a pirate's life not for me.

Years ago, I had a friend who did not pirate music. I thought that was weird. Why wouldn't you pirate music? It was free and easy. Okay, fine, technically it was illegal, but the chances of ever being caught were pretty slim. Being in a long-term relationship with a musician did not sway me. Most of the musicians I know pirate music, because they are too poor to buy it.

Somewhere in the last few years, I've turned weird and stopped pirating music. It got to the point where I did not feel good about it, mostly because it is stealing and I can afford to not steal. Piracy became such a problem because previously, record companies grossly overcharged for their music. Prices have become sane again, and lo, and behold, people are willing to pay for music. They just don't want to be gouged.

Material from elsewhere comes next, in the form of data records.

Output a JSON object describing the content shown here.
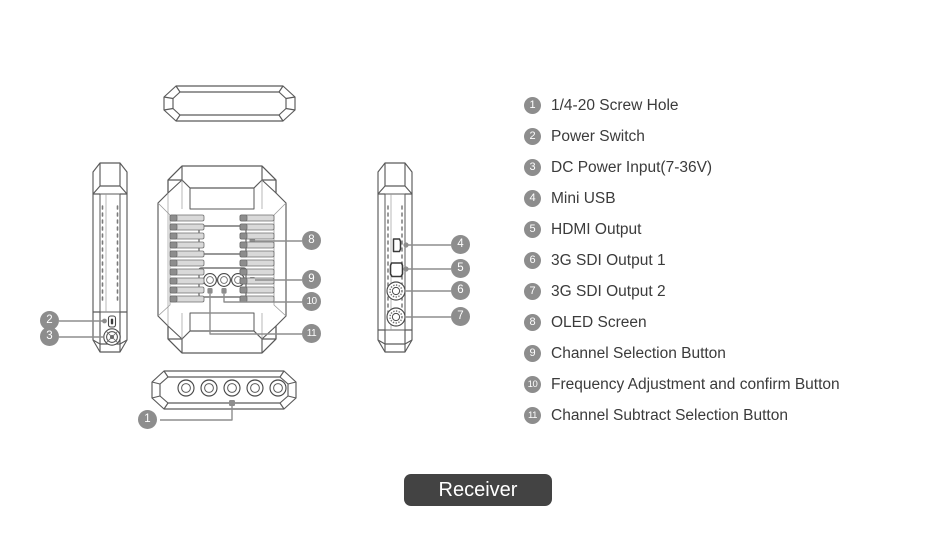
{
  "device": {
    "name": "Receiver",
    "views": [
      "top-view",
      "left-side-view",
      "back-view",
      "right-side-view",
      "bottom-view"
    ]
  },
  "label_pill": {
    "text": "Receiver"
  },
  "legend": {
    "items": [
      {
        "num": "1",
        "label": "1/4-20 Screw Hole"
      },
      {
        "num": "2",
        "label": "Power Switch"
      },
      {
        "num": "3",
        "label": "DC Power Input(7-36V)"
      },
      {
        "num": "4",
        "label": "Mini USB"
      },
      {
        "num": "5",
        "label": "HDMI Output"
      },
      {
        "num": "6",
        "label": "3G SDI Output 1"
      },
      {
        "num": "7",
        "label": "3G SDI Output 2"
      },
      {
        "num": "8",
        "label": "OLED Screen"
      },
      {
        "num": "9",
        "label": "Channel Selection Button"
      },
      {
        "num": "10",
        "label": "Frequency Adjustment and confirm Button"
      },
      {
        "num": "11",
        "label": "Channel Subtract Selection Button"
      }
    ]
  },
  "callouts": [
    {
      "num": "1",
      "target": "quarter-twenty-screw-hole"
    },
    {
      "num": "2",
      "target": "power-switch"
    },
    {
      "num": "3",
      "target": "dc-power-input"
    },
    {
      "num": "4",
      "target": "mini-usb-port"
    },
    {
      "num": "5",
      "target": "hdmi-port"
    },
    {
      "num": "6",
      "target": "sdi-output-1"
    },
    {
      "num": "7",
      "target": "sdi-output-2"
    },
    {
      "num": "8",
      "target": "oled-screen"
    },
    {
      "num": "9",
      "target": "channel-selection-button"
    },
    {
      "num": "10",
      "target": "frequency-adjustment-button"
    },
    {
      "num": "11",
      "target": "channel-subtract-button"
    }
  ],
  "colors": {
    "background": "#ffffff",
    "outline": "#5a5a5a",
    "badge": "#8d8d8d",
    "badge_text": "#ffffff",
    "text": "#3b3b3b",
    "pill_bg": "#434343",
    "pill_text": "#ffffff",
    "fin_fill": "#d9d9d9",
    "fin_cap": "#8d8d8d",
    "leader_line": "#8d8d8d"
  }
}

I do buy a lot of CDs, but mostly I get them used. This puts no money in the artist's pocket, though it does support used record stores and thrift stores. It seems like the secondhand market is overrun with music lately, probably because people are transitioning to digital music - ripping their music collections to their computers and then just getting rid of the disc.

I always check the music section at the thrift stores now, and a lot of times come away with an album or two. I've walked away with as many as ten. Sometimes I swear I come in right after some unknown person of great awesomeness has dropped off their beloved collection. As I poke through the selection, finding more and more good albums, adding them to my stack, looking around in amazement to see if anyone else has noticed the audio bounty, I wonder who brought in all this musical goodness. I wish I'd been here to meet them. We could've been friends.

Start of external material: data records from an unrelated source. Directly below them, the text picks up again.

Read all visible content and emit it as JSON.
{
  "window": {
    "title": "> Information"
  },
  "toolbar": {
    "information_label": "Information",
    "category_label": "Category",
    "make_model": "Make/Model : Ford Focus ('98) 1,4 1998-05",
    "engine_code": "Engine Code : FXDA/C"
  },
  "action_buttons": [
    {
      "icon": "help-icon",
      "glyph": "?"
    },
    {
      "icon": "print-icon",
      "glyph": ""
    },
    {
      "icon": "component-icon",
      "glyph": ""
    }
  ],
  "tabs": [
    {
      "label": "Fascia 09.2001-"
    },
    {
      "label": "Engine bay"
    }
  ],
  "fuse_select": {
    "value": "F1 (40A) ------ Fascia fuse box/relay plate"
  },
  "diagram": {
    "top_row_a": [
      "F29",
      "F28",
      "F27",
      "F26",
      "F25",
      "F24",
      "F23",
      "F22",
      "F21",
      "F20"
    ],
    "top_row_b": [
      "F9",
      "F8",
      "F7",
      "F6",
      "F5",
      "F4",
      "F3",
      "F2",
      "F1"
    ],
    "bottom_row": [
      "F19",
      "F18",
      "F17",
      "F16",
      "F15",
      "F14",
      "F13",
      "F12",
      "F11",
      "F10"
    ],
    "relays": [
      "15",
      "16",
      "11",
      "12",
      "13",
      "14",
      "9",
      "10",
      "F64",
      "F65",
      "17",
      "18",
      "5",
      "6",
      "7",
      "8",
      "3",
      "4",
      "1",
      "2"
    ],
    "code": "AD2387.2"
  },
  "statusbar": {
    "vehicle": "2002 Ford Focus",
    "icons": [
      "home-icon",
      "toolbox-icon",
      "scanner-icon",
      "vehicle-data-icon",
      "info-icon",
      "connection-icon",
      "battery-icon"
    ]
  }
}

So I buy their old CDs, rip them to my computer, and then get rid of them. This is better than piracy, but still in a gray area. By purchasing a CD, I am buying the rights to the music. When I get rid of the CD, I should relinquish my rights to the music, because then the rights have transferred to the thrift store and then to the new owner who excitedly pulled it off the shelf, wondering who donated it and wishing we could be friends. What's really shady is when I take the CD to the used book/record store, where I actually get store credit in exchange for it. So I have kept my access to the music, and I've actually made money off the CD.

I recognize that this is not exactly right, either. I am not interested in keeping physical media anymore. In the car, I use a USB stick that holds 8 gbs of music. At home and at work, I stream my music from the cloud, where I've uploaded pretty much every song I own. The only way to keep the music and get rid of the CD while not letting anyone else have access to the music would be to destroy the physical media. That seems like a really crappy solution. So what's the right thing to do?